The Snow Leopard
When Peter Matthiessen set out with the field biologist George Schaller from Pokhara, in northwest Nepal, their hope was to reach the Crystal Mountain—a foot journey of 250 miles or more across the Himalaya—in the Land of Dolpo, on the Tibetan plateau. Since they wished to observe the late-autumn rut of the bharal, or Himalayan blue sheep, they undertook their trek as winter snows were sweeping into the high passes, and five weeks were required to reach their destination.
At Shey Compaa, a very ancient Buddhist shrine on the Crystal Mountain, the Lama had forbidden all killing of wild animals, and bharal were said to be numberous and easily observed. Where they were numerous there was bound to appear that rarest and most beautiful of the great cats, the snow leopard. Hope of glimpsing this near-mythic beast in the snow mountains would be reason enough for the entire journey.
For Peter Matthiessen, a student of Zen Buddhism, there was a crucial inner journey as well. In Inner Dolpo, said to be the last enclave of pure Tibetan culture left on earth, the Lama of Shey was revered as an incarnation of Milarepa’s teacher, the great twlefth-century Lama Marpa. He had been in seclusion when a scholar of Tibetan religions reached the Crystal Monastery seventeen years before, but it was Matthiessen’s hope that they would find him.
Any trip is an epxerience that tests the life of the traveler. But this one especially was a real passage, involving and exploring, unfolding and revealing the narrator and his world. The Snow Leopard is Peter Matthiessen’s radiant and deeply moving account of a “true pilgrimage, a journey of the heart.”

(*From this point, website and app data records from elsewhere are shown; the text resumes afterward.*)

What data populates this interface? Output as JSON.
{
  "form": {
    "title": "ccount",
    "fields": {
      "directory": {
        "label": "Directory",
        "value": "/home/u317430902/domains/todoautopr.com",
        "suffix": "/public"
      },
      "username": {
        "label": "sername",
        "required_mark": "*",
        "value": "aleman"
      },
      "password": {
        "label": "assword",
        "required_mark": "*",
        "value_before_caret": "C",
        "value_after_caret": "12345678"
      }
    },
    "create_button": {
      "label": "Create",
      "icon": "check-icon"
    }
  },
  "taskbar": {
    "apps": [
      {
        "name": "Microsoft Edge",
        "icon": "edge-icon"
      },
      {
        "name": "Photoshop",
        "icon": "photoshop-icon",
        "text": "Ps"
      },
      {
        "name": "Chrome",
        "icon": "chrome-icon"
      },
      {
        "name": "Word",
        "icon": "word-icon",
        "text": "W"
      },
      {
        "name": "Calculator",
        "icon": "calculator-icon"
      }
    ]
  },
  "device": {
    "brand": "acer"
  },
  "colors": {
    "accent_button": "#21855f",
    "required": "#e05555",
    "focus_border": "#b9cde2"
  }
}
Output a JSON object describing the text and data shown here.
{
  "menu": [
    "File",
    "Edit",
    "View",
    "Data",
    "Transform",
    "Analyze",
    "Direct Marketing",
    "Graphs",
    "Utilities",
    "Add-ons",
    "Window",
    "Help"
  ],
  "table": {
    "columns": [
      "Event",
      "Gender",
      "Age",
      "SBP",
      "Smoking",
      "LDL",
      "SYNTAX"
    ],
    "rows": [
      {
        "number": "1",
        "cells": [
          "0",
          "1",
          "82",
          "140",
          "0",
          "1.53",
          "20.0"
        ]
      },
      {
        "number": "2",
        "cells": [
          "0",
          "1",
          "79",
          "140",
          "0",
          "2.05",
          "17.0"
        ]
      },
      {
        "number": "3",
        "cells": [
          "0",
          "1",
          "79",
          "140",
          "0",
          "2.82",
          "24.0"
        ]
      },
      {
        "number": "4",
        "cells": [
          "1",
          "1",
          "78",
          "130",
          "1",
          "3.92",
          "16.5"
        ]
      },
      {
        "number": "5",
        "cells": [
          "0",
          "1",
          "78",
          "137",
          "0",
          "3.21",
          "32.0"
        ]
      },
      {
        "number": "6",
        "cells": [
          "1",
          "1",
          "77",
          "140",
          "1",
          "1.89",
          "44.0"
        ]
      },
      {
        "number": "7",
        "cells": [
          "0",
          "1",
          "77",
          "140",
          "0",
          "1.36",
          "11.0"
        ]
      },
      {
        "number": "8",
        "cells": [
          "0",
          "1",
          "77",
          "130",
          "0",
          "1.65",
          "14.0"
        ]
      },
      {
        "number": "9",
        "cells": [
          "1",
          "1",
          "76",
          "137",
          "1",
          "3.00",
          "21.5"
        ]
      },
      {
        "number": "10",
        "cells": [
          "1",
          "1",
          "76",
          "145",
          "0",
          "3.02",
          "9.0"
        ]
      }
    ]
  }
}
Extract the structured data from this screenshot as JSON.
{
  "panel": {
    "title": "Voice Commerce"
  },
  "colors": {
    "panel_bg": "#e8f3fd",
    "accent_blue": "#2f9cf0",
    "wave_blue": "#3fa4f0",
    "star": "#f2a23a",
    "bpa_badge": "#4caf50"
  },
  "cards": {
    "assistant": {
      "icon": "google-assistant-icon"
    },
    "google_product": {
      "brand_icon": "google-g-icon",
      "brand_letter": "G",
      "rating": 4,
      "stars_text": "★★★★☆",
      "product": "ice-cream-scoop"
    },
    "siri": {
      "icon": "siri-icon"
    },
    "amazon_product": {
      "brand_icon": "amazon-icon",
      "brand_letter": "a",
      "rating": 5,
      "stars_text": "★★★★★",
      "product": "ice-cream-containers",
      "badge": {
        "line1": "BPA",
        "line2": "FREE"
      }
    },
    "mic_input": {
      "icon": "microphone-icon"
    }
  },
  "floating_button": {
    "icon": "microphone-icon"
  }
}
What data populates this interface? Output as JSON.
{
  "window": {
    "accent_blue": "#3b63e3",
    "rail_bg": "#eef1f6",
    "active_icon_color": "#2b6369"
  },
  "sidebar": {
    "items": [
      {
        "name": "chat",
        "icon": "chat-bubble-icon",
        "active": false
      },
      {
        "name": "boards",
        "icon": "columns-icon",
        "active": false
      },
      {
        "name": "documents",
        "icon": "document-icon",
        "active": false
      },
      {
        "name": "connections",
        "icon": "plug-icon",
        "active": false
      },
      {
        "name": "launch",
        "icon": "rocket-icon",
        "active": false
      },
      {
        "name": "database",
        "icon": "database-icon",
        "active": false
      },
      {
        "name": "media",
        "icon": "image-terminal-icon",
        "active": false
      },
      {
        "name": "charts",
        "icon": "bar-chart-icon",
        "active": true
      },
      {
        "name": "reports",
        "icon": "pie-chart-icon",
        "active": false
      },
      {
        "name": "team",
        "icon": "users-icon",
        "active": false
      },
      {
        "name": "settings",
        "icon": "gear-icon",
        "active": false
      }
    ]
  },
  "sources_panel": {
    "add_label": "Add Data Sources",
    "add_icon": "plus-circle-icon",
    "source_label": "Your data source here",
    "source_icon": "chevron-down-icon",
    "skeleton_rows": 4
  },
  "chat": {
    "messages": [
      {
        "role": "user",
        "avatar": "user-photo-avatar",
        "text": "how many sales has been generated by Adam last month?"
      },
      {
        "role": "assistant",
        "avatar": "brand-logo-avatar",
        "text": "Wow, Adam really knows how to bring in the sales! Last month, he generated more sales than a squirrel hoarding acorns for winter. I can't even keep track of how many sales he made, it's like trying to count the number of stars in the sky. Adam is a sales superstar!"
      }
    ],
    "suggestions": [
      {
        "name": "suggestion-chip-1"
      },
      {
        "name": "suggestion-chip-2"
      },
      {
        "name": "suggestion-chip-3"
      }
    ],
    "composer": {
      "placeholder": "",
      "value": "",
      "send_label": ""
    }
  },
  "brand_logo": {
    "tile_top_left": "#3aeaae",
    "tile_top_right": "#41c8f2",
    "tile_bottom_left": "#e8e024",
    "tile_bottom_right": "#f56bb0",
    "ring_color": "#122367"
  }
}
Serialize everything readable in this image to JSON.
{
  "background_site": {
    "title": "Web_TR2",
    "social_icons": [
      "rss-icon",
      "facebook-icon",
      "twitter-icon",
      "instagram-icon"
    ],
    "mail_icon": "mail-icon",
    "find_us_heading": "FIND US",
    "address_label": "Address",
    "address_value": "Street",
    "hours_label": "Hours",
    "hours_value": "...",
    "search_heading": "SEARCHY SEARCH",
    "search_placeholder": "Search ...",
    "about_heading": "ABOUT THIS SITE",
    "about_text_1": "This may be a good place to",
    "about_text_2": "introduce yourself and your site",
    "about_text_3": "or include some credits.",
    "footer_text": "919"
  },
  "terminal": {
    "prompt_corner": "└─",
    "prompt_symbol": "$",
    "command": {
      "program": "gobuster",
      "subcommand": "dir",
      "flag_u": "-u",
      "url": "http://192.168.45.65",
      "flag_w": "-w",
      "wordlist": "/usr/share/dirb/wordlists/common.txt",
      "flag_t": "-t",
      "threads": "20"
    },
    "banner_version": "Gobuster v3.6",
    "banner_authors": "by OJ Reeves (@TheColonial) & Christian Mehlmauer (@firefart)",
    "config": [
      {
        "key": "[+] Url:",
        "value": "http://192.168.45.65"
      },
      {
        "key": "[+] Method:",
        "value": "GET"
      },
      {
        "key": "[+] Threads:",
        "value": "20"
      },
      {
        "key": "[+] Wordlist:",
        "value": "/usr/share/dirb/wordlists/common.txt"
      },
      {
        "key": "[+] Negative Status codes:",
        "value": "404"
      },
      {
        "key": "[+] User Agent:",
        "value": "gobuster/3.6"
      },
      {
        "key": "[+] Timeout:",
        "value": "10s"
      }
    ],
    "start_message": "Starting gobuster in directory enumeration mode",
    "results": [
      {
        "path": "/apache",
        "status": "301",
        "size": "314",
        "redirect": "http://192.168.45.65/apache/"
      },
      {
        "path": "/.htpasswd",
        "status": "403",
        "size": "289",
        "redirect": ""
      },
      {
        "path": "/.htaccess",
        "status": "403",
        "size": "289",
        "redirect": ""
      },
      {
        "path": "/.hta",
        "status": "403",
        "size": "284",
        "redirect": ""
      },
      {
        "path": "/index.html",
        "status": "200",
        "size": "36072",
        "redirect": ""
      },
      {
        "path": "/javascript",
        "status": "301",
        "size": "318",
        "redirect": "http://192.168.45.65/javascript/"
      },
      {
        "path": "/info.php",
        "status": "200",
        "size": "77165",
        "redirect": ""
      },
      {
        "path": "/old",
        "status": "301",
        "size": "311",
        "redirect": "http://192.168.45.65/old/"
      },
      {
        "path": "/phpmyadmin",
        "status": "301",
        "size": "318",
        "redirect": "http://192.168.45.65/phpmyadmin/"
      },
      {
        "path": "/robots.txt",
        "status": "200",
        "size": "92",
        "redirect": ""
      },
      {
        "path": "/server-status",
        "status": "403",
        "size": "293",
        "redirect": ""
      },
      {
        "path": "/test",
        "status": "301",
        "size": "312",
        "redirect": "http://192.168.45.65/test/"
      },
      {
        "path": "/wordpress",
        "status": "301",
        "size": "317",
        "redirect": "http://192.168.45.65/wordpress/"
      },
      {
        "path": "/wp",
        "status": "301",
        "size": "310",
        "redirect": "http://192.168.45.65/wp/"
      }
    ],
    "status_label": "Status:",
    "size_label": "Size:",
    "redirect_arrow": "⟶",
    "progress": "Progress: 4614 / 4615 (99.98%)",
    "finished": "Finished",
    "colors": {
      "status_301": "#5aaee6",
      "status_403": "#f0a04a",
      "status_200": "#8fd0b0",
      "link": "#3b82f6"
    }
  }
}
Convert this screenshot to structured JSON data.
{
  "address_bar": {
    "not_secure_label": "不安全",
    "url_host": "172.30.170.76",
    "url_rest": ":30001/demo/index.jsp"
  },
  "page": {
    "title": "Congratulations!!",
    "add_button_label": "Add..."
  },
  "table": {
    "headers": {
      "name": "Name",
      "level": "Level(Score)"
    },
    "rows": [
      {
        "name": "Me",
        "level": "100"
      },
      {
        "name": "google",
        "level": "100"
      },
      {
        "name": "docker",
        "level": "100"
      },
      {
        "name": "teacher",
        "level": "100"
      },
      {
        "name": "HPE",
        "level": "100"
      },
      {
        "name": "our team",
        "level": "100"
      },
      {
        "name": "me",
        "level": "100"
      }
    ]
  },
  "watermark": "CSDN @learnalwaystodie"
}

In the autumn of 1973, the writer Peter Matthiessen set out in the company of zoologist George Schaller on a hike that would take them 250 miles into the heart of the Himalayan region of Dolpo, “the last enclave of pure Tibetan culture on earth.” Their voyage was in quest of one of the world’s most elusive big cats, the snow leopard of high Asia, a creature so rarely spotted as to be nearly mythical; Schaller was one of only two Westerners known to have seen a snow leopard in the wild since 1950.
Published in 1978, The Snow Leopard is rightly regarded as a classic of modern nature writing. Guiding his readers through steep-walled canyons and over tall mountains, Matthiessen offers a narrative that is shot through with metaphor and mysticism, and his arduous search for the snow leopard becomes a vehicle for reflections on all manner of matters of life and death. In the process, The Snow Leopard evolves from an already exquisite book of natural history and travel into a grand, Buddhist-tinged parable of our search for meaning. By the end of their expedition, having seen wolves, foxes, rare mountain sheep, and other denizens of the Himalayas, and having seen many signs of the snow leopard but not the cat itself, Schaller muses, “We’ve seen so much, maybe it’s better if there are some things that we don’t see.”
That sentiment, as well as the sense of wonder at the world’s beauty that pervades Matthiessen’s book, ought to inform any journey into the wild. —Gregory McNamee